**What you will do:** Check each line of the listing below for "here" and state how many lines contain it, with no other words.

**Data under study:**
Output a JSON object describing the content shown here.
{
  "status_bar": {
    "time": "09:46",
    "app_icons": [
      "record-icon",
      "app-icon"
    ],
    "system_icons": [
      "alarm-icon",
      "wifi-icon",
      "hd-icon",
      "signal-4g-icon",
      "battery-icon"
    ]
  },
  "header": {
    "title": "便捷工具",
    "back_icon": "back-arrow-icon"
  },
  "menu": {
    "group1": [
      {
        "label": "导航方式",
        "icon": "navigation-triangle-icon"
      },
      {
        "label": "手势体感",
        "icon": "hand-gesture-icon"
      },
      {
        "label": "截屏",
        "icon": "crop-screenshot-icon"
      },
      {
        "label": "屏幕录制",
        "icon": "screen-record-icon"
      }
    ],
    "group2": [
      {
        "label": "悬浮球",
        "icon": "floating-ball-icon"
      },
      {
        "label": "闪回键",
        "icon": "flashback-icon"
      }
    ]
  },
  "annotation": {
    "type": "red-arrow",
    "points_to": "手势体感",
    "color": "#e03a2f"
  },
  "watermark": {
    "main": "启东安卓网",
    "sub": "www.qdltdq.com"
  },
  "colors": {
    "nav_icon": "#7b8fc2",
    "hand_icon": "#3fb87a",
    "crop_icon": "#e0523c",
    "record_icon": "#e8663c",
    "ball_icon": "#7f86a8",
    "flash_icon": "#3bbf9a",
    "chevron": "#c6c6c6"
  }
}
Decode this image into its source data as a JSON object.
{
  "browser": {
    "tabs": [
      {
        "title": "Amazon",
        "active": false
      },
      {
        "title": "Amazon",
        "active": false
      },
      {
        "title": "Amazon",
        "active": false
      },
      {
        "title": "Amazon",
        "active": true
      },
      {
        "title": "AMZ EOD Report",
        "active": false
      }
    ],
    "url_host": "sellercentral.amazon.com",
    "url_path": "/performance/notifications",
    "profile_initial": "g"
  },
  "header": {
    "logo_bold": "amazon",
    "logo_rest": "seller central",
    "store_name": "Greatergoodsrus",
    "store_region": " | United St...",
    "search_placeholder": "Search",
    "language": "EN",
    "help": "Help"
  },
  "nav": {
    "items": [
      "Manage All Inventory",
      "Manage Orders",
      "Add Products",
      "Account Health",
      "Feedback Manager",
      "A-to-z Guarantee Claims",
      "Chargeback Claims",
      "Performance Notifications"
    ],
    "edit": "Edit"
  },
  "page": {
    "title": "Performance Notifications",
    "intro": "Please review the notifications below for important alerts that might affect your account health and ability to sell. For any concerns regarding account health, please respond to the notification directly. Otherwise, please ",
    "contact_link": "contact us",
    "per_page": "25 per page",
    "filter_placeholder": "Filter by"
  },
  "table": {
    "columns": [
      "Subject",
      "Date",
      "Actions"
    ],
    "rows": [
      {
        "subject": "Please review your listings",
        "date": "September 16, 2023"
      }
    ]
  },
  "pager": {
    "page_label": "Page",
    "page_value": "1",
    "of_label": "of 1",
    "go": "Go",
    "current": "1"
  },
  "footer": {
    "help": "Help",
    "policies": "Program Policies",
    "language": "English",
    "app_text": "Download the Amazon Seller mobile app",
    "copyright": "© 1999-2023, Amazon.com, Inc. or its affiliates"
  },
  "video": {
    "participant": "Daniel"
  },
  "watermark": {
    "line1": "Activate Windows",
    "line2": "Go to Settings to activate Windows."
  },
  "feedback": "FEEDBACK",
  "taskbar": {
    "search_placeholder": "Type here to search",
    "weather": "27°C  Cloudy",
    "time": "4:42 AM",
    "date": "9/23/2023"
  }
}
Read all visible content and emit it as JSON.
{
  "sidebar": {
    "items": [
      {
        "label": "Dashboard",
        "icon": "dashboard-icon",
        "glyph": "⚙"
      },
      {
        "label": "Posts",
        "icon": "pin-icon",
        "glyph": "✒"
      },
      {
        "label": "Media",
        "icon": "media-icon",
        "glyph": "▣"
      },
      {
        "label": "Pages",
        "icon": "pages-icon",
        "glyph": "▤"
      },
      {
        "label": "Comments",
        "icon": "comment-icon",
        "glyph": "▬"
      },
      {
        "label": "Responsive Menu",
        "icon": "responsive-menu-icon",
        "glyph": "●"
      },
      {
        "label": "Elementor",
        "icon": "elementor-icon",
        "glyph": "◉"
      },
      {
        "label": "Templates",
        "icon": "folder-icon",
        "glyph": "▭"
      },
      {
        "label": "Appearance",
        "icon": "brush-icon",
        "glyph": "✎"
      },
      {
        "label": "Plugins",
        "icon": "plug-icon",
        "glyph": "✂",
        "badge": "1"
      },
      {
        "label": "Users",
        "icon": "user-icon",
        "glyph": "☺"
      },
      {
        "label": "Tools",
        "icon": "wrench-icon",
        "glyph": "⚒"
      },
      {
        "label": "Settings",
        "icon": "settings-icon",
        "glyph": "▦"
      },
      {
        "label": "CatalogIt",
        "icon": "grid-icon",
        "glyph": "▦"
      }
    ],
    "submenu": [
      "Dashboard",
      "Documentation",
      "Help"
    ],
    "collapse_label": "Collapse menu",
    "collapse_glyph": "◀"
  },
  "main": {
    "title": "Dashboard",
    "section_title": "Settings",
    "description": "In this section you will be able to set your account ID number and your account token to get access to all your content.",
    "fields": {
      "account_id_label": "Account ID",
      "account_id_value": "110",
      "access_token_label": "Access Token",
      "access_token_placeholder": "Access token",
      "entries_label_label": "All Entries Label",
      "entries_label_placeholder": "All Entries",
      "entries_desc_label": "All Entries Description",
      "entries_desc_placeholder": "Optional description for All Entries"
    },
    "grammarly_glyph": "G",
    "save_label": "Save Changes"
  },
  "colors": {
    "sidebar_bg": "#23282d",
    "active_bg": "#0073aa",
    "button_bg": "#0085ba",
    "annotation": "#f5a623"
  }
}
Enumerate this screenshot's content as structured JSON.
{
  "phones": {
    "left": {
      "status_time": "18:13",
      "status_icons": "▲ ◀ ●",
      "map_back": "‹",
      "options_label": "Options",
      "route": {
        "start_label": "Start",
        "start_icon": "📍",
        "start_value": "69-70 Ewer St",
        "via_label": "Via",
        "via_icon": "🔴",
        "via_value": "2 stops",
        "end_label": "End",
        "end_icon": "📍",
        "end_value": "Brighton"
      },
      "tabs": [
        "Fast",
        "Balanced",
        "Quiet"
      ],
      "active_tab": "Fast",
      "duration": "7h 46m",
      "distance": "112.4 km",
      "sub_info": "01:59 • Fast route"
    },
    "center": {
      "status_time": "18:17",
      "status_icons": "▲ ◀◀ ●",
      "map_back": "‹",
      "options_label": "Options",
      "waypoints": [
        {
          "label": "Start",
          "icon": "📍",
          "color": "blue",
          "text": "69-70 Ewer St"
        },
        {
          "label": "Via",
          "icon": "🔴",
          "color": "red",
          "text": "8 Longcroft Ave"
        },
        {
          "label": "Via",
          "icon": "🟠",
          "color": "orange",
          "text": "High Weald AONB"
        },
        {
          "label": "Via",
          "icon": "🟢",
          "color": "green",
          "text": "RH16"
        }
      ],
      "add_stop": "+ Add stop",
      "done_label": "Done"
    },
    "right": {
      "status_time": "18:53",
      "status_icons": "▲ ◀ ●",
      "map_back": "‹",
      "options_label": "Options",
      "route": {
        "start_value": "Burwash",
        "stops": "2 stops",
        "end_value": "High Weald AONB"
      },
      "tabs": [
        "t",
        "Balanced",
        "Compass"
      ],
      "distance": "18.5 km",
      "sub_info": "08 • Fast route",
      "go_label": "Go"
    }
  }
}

**Answer:** 2